WHAT THIS TASK INVOLVES – Please return each record below exactly, with nothing left out.

BEGIN

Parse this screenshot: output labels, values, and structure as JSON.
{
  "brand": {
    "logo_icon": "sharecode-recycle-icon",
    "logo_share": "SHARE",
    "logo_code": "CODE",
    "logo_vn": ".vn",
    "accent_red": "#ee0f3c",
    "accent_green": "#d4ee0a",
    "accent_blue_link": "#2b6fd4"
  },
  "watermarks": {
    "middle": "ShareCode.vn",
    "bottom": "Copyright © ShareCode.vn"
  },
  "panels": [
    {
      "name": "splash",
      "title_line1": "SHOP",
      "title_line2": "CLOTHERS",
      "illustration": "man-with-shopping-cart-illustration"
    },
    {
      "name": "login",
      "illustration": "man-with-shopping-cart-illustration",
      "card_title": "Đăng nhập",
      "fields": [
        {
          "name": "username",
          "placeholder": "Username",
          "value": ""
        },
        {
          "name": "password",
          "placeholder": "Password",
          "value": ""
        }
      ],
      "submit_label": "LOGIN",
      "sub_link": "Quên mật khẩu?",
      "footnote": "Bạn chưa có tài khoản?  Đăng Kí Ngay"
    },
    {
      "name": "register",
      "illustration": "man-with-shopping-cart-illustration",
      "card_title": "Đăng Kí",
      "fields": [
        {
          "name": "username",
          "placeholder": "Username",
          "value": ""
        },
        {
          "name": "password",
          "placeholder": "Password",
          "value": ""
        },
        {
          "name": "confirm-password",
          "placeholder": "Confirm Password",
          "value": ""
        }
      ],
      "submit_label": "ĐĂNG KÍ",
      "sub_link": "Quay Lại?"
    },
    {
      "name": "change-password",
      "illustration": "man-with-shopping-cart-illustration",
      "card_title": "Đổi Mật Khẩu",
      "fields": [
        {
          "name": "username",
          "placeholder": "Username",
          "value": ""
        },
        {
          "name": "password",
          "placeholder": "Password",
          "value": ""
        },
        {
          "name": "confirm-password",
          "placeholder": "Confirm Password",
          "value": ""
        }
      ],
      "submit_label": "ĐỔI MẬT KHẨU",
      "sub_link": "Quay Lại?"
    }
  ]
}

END

ANSWER TO THIS PROBLEM –
Parse this screenshot: output labels, values, and structure as JSON.
{
  "brand": {
    "logo_icon": "sharecode-recycle-icon",
    "logo_share": "SHARE",
    "logo_code": "CODE",
    "logo_vn": ".vn",
    "accent_red": "#ee0f3c",
    "accent_green": "#d4ee0a",
    "accent_blue_link": "#2b6fd4"
  },
  "watermarks": {
    "middle": "ShareCode.vn",
    "bottom": "Copyright © ShareCode.vn"
  },
  "panels": [
    {
      "name": "splash",
      "title_line1": "SHOP",
      "title_line2": "CLOTHERS",
      "illustration": "man-with-shopping-cart-illustration"
    },
    {
      "name": "login",
      "illustration": "man-with-shopping-cart-illustration",
      "card_title": "Đăng nhập",
      "fields": [
        {
          "name": "username",
          "placeholder": "Username",
          "value": ""
        },
        {
          "name": "password",
          "placeholder": "Password",
          "value": ""
        }
      ],
      "submit_label": "LOGIN",
      "sub_link": "Quên mật khẩu?",
      "footnote": "Bạn chưa có tài khoản?  Đăng Kí Ngay"
    },
    {
      "name": "register",
      "illustration": "man-with-shopping-cart-illustration",
      "card_title": "Đăng Kí",
      "fields": [
        {
          "name": "username",
          "placeholder": "Username",
          "value": ""
        },
        {
          "name": "password",
          "placeholder": "Password",
          "value": ""
        },
        {
          "name": "confirm-password",
          "placeholder": "Confirm Password",
          "value": ""
        }
      ],
      "submit_label": "ĐĂNG KÍ",
      "sub_link": "Quay Lại?"
    },
    {
      "name": "change-password",
      "illustration": "man-with-shopping-cart-illustration",
      "card_title": "Đổi Mật Khẩu",
      "fields": [
        {
          "name": "username",
          "placeholder": "Username",
          "value": ""
        },
        {
          "name": "password",
          "placeholder": "Password",
          "value": ""
        },
        {
          "name": "confirm-password",
          "placeholder": "Confirm Password",
          "value": ""
        }
      ],
      "submit_label": "ĐỔI MẬT KHẨU",
      "sub_link": "Quay Lại?"
    }
  ]
}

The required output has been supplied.